  28. 28. Kurniawan TA, Chan GY, Lo W-H, Babel S. Physico–chemical treatment techniques for wastewater laden with heavy metals. Chemical engineering journal. 2006;118(1):83–98.
  29. 29. Stasinakis AS, Thomaidis NS. Fate and biotransformation of metal and metalloid species in biological wastewater treatment processes. Critical Reviews in Environmental Science and Technology. 2010;40(4):307–64.
  30. 30. Chanpiwat P, Sthiannopkao S, Kim K-W. Metal content variation in wastewater and biosludge from Bangkok's central wastewater treatment plants. Microchem J. 2010;95(2):326–32.

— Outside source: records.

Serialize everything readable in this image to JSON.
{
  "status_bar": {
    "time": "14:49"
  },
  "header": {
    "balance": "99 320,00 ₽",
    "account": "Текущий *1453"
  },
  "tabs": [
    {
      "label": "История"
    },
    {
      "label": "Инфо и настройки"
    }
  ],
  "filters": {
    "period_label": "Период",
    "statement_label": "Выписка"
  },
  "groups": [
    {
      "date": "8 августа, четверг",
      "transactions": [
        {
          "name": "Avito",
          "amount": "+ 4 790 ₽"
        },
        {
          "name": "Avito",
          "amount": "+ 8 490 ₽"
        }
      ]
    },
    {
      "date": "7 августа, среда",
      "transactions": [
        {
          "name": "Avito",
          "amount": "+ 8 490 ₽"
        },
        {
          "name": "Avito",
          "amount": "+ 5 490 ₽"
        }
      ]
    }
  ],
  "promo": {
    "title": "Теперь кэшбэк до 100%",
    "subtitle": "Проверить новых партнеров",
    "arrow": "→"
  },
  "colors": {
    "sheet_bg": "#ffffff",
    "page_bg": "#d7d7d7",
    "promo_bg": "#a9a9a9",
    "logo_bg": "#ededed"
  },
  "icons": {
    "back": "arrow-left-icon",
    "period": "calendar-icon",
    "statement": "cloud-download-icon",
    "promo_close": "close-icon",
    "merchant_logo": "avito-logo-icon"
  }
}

  31. 31. Laurent J, Pierra M, Casellas M, Dagot C. Fate of cadmium in activated sludge after changing its physico-chemical properties by thermal treatment. Chemosphere. 2009;77(6):771–7. pmid:19765797
  32. 32. Ajmal M, Ahmad A, Nomani AA. Microbial uptake of cadmium and its effects on the biochemical oxygen demand at various temperatures. Water Research. 1982;16(12):1611–4.
  33. 33. Adriano DC. Trace elements in terrestrial environments: Biogeochemistry, bioavailability, and risks of metals. 2001. Springer Verlag, New York.
  34. 34. Ong S- A, Toorisaka E, Hirata M, Hano T. Comparative study on kinetic adsorption of Cu (II), Cd (II) and Ni (II) ions from aqueous solutions using activated sludge and dried sludge. Applied Water Science. 2013;3(1):321–5.
  35. 35. Srivastava S, Agrawal S, Mondal M. A review on progress of heavy metal removal using adsorbents of microbial and plant origin. Environmental Science and Pollution Research. 2015;22(20):15386–415. pmid:26315592
  36. 36. Sa'idi M. Experimental studies on effect of Heavy Metals presence in Industrial Wastewater on Biological Treatment. International Journal of Environmental Sciences. 2010;1(4):666.
  37. 37. Oviedo MC, Márquez DS, Alonso JMQ. Toxic effects of metals on microbial activity in the activated sludge process. Chemical and biochemical engineering quarterly. 2002;16(3):139–44.
  38. 38. Karwowska B, Sperczyńska E, Wiśniowska E. Characteristics of reject waters and condensates generated during drying of sewage sludge from selected wastewater treatment plants. Desalination and Water Treatment. 2016;57(3):1176–83.
  39. 39. Hartmann S, Skrobankova H, Drozdova J, editors. Inhibition of activated sludge respiration by heavy metals. Proceedings of the 2013 International Conference on Environment, Energy, Ecosystem and Development; 2013.
  40. 40. Amuda O, Giwa A, Bello I. Removal of heavy metal from industrial wastewater using modified activated coconut shell carbon. Biochemical Engineering Journal. 2007;36(2):174–81.
  41. 41. Santarsiero A, Veschetti E, Donati G, Ottaviani M. Heavy metal distribution in wastewater from a treatment plant. Microchem J. 1998;59(2):219–27.
  42. 42. Hamad SH, Schauer JJ, Shafer MM, Abed Al-Raheem E, Satar H. The distribution between the dissolved and the particulate forms of 49 metals across the Tigris River, Baghdad, Iraq. The Scientific World Journal. 2012;2012.